Taking advantage of Summit’s online classes, Rhyan Alipio, 17, will be graduating from high school a year early, allowing him to walk with his older sister in Summit’s commencement ceremony Thursday evening.
Alipio’s experiences have taught him that home is where family is. He moved to Flagstaff when he was in sixth grade, after spending three years with his grandmother and cousins in the Philippines, and next year, both he and his sister will move to Chandler to live with their aunt and continue their education.
Alipio will attend Chandler-Gilbert Community College starting in the fall and is interested in joining the military or becoming an assistant pilot or video game designer.
“My plan was to join the military after high school, but my aunt and sister said I should try community college before I go into the military, so I’ll try it. If college isn’t for me, I may still join the military,” Alipio said.
Of all the places he has gone to school, Alipio said Summit has been his favorite so far. He said his most memorable course was a survey class where he learned advanced mathematics as well as practical information like how to keep good credit and business economics.
Family has influenced 17-year-old Netanya Sheppard’s post-high-school plans, too, not just in choosing where to live, but also in what career to path to take.
She said she hopes to use her math skills in the future, no matter what her job title may be.
“I’ll be working at GORE, that’s the goal. My mom, dad and auntie all work there,” Sheppard said.
In the fall, Sheppard will be attending Coconino Community College. She said this option was not only affordable, but will also allow her to stay close to the family that has always supported her, especially when balancing life and school became overwhelming.
Sheppard said she is most thankful for her high school friends, who also supported her in times of difficulty. Even though she transferred to Summit from Coconino High School, she said she has remained close to the friends she made during her time there, she said.
For Khandeja Lee, 18, overcoming her own challenges is essential to helping others.
During her high school career, she stopped attending school for about six months; however, Lee remained committed to her education and has since taken extra classes to make up for the lost time.
“They told me I wouldn’t be able to graduate with my class, but then I was determined to get my diploma and do all my schoolwork, so I proved them wrong and now I’m here, graduating on time,” she said.
She is eager to start a career in the medical field, despite her struggles with math.
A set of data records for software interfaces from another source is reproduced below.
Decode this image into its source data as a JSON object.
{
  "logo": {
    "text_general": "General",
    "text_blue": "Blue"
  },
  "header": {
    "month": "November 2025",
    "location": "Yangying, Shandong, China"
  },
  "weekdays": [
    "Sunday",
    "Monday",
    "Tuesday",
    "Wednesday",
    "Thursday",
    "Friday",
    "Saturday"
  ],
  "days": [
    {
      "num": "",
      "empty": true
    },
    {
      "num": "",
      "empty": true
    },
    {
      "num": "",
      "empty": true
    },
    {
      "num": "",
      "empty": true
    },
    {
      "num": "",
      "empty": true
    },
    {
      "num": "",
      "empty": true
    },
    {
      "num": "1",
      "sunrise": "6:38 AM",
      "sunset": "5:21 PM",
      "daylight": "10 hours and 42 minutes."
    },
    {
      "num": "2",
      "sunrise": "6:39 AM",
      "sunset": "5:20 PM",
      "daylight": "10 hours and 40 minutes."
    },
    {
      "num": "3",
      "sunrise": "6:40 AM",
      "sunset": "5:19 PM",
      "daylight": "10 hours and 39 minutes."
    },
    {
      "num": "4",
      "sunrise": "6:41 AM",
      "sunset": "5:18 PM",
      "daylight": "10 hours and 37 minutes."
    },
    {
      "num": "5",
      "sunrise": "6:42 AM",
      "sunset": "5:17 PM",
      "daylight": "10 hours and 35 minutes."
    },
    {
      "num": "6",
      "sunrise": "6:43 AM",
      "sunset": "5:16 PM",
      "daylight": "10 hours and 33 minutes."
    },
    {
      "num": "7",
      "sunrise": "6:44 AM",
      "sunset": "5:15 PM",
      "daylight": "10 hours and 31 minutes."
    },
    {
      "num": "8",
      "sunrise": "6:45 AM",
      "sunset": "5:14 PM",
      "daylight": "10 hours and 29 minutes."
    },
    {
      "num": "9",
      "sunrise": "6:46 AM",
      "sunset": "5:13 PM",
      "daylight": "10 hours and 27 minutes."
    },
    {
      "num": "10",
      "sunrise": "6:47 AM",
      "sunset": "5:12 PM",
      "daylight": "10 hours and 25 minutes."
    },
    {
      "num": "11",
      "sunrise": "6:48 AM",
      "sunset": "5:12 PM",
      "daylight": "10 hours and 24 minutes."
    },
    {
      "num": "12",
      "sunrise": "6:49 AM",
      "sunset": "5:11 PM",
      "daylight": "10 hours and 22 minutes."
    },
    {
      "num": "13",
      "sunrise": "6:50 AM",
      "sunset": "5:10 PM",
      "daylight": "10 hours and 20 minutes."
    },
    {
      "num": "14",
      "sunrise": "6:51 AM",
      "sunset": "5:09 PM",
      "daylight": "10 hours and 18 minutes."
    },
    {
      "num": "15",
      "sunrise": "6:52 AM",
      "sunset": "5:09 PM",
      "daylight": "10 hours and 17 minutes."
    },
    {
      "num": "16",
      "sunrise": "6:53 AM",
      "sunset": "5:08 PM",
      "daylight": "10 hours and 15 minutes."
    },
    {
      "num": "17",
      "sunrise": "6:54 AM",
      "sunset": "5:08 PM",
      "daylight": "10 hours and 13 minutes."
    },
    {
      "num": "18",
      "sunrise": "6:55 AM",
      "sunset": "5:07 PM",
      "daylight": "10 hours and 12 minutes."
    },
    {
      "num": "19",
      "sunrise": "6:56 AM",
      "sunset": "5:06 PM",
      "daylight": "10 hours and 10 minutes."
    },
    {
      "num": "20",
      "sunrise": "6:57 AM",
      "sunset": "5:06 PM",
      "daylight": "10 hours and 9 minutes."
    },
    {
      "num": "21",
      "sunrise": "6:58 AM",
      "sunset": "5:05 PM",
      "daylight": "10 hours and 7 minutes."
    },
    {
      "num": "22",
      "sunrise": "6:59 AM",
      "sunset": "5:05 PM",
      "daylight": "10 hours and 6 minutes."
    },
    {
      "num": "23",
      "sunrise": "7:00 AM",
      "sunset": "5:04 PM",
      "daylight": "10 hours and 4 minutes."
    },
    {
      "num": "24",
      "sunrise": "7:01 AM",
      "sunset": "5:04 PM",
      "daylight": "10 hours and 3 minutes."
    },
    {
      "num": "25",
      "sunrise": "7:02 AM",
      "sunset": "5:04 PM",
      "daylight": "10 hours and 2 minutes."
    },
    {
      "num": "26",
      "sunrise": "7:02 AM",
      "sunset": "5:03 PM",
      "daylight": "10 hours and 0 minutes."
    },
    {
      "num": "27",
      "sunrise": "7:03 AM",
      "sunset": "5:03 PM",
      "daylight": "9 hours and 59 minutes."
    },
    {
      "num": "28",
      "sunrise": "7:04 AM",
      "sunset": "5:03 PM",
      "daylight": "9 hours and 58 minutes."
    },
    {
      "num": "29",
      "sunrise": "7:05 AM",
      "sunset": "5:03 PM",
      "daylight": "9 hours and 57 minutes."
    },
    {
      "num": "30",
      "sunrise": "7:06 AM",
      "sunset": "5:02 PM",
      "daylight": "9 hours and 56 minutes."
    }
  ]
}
Instead of being dissuaded from this goal, she redirected her focus from nursing to becoming a medical office assistant.
Lee will attend CCC in the fall to stay close to family while completing a certificate in this topic, becoming the first in her family with a college education.
“I just want to help people and be there in the nurse’s office or doctor’s office and I want to do something related to health because it seems really interesting,” Lee said.
Her advice for other students is to never give up.
“It’s never too late to get back in school,” she said.